> BRIEF
This task is to restate all of the entries exactly.

============

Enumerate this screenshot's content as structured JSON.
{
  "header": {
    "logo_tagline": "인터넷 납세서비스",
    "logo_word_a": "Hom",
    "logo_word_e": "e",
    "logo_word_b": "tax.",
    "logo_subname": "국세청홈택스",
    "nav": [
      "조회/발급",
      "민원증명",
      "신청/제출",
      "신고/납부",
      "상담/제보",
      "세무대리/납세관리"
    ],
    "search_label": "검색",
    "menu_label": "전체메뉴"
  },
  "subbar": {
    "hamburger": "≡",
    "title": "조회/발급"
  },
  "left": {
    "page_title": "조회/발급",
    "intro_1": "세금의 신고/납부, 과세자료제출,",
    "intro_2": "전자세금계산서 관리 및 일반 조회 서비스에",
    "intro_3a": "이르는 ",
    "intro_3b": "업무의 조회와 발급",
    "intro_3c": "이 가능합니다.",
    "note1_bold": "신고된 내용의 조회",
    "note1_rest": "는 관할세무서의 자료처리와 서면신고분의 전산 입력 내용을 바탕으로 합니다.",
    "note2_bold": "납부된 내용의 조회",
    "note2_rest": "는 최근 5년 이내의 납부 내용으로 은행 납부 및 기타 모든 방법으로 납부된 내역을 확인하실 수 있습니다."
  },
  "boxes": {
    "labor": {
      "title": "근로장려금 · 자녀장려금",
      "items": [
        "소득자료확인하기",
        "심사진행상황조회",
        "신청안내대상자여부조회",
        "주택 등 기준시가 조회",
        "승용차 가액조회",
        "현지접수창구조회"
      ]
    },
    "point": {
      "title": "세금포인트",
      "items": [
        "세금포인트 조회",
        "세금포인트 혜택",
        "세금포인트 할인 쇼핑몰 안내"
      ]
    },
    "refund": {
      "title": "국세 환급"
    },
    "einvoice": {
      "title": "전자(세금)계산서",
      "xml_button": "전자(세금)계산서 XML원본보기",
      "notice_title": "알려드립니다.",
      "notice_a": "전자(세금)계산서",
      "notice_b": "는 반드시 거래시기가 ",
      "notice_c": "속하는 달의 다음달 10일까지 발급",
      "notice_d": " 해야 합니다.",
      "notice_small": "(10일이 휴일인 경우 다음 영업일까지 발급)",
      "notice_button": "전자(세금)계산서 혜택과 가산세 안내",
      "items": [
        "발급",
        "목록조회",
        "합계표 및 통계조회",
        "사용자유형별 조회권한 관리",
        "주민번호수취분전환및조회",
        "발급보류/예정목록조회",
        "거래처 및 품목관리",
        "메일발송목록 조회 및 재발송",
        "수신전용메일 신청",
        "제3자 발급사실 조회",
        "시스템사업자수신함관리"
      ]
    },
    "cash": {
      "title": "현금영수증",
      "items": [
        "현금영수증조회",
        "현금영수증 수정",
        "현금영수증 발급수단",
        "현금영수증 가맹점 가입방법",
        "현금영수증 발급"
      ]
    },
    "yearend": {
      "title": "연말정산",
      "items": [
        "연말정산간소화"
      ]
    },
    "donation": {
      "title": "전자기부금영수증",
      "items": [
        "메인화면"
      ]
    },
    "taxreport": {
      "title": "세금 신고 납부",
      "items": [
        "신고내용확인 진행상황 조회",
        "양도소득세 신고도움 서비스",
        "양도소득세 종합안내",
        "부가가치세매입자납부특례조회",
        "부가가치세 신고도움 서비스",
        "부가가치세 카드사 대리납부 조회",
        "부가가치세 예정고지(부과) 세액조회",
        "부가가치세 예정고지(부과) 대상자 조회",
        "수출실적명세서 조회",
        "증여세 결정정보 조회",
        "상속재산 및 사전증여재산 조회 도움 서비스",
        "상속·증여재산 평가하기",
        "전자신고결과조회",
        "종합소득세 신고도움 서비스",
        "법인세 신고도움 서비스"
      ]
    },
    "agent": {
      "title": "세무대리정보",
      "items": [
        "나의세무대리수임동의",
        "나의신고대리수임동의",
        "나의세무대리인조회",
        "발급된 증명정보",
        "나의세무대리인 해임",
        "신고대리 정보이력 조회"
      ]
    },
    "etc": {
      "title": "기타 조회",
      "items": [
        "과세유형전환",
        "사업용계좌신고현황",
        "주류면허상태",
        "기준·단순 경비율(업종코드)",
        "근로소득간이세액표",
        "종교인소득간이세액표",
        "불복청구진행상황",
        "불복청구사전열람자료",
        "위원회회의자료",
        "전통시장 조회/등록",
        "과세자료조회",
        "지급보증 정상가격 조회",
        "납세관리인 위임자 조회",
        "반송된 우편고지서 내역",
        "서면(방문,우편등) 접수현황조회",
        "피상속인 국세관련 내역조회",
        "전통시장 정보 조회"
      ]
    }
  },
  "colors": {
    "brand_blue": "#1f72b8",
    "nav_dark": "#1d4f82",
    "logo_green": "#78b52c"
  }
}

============

> REPLY
Enumerate this screenshot's content as structured JSON.
{
  "header": {
    "logo_tagline": "인터넷 납세서비스",
    "logo_word_a": "Hom",
    "logo_word_e": "e",
    "logo_word_b": "tax.",
    "logo_subname": "국세청홈택스",
    "nav": [
      "조회/발급",
      "민원증명",
      "신청/제출",
      "신고/납부",
      "상담/제보",
      "세무대리/납세관리"
    ],
    "search_label": "검색",
    "menu_label": "전체메뉴"
  },
  "subbar": {
    "hamburger": "≡",
    "title": "조회/발급"
  },
  "left": {
    "page_title": "조회/발급",
    "intro_1": "세금의 신고/납부, 과세자료제출,",
    "intro_2": "전자세금계산서 관리 및 일반 조회 서비스에",
    "intro_3a": "이르는 ",
    "intro_3b": "업무의 조회와 발급",
    "intro_3c": "이 가능합니다.",
    "note1_bold": "신고된 내용의 조회",
    "note1_rest": "는 관할세무서의 자료처리와 서면신고분의 전산 입력 내용을 바탕으로 합니다.",
    "note2_bold": "납부된 내용의 조회",
    "note2_rest": "는 최근 5년 이내의 납부 내용으로 은행 납부 및 기타 모든 방법으로 납부된 내역을 확인하실 수 있습니다."
  },
  "boxes": {
    "labor": {
      "title": "근로장려금 · 자녀장려금",
      "items": [
        "소득자료확인하기",
        "심사진행상황조회",
        "신청안내대상자여부조회",
        "주택 등 기준시가 조회",
        "승용차 가액조회",
        "현지접수창구조회"
      ]
    },
    "point": {
      "title": "세금포인트",
      "items": [
        "세금포인트 조회",
        "세금포인트 혜택",
        "세금포인트 할인 쇼핑몰 안내"
      ]
    },
    "refund": {
      "title": "국세 환급"
    },
    "einvoice": {
      "title": "전자(세금)계산서",
      "xml_button": "전자(세금)계산서 XML원본보기",
      "notice_title": "알려드립니다.",
      "notice_a": "전자(세금)계산서",
      "notice_b": "는 반드시 거래시기가 ",
      "notice_c": "속하는 달의 다음달 10일까지 발급",
      "notice_d": " 해야 합니다.",
      "notice_small": "(10일이 휴일인 경우 다음 영업일까지 발급)",
      "notice_button": "전자(세금)계산서 혜택과 가산세 안내",
      "items": [
        "발급",
        "목록조회",
        "합계표 및 통계조회",
        "사용자유형별 조회권한 관리",
        "주민번호수취분전환및조회",
        "발급보류/예정목록조회",
        "거래처 및 품목관리",
        "메일발송목록 조회 및 재발송",
        "수신전용메일 신청",
        "제3자 발급사실 조회",
        "시스템사업자수신함관리"
      ]
    },
    "cash": {
      "title": "현금영수증",
      "items": [
        "현금영수증조회",
        "현금영수증 수정",
        "현금영수증 발급수단",
        "현금영수증 가맹점 가입방법",
        "현금영수증 발급"
      ]
    },
    "yearend": {
      "title": "연말정산",
      "items": [
        "연말정산간소화"
      ]
    },
    "donation": {
      "title": "전자기부금영수증",
      "items": [
        "메인화면"
      ]
    },
    "taxreport": {
      "title": "세금 신고 납부",
      "items": [
        "신고내용확인 진행상황 조회",
        "양도소득세 신고도움 서비스",
        "양도소득세 종합안내",
        "부가가치세매입자납부특례조회",
        "부가가치세 신고도움 서비스",
        "부가가치세 카드사 대리납부 조회",
        "부가가치세 예정고지(부과) 세액조회",
        "부가가치세 예정고지(부과) 대상자 조회",
        "수출실적명세서 조회",
        "증여세 결정정보 조회",
        "상속재산 및 사전증여재산 조회 도움 서비스",
        "상속·증여재산 평가하기",
        "전자신고결과조회",
        "종합소득세 신고도움 서비스",
        "법인세 신고도움 서비스"
      ]
    },
    "agent": {
      "title": "세무대리정보",
      "items": [
        "나의세무대리수임동의",
        "나의신고대리수임동의",
        "나의세무대리인조회",
        "발급된 증명정보",
        "나의세무대리인 해임",
        "신고대리 정보이력 조회"
      ]
    },
    "etc": {
      "title": "기타 조회",
      "items": [
        "과세유형전환",
        "사업용계좌신고현황",
        "주류면허상태",
        "기준·단순 경비율(업종코드)",
        "근로소득간이세액표",
        "종교인소득간이세액표",
        "불복청구진행상황",
        "불복청구사전열람자료",
        "위원회회의자료",
        "전통시장 조회/등록",
        "과세자료조회",
        "지급보증 정상가격 조회",
        "납세관리인 위임자 조회",
        "반송된 우편고지서 내역",
        "서면(방문,우편등) 접수현황조회",
        "피상속인 국세관련 내역조회",
        "전통시장 정보 조회"
      ]
    }
  },
  "colors": {
    "brand_blue": "#1f72b8",
    "nav_dark": "#1d4f82",
    "logo_green": "#78b52c"
  }
}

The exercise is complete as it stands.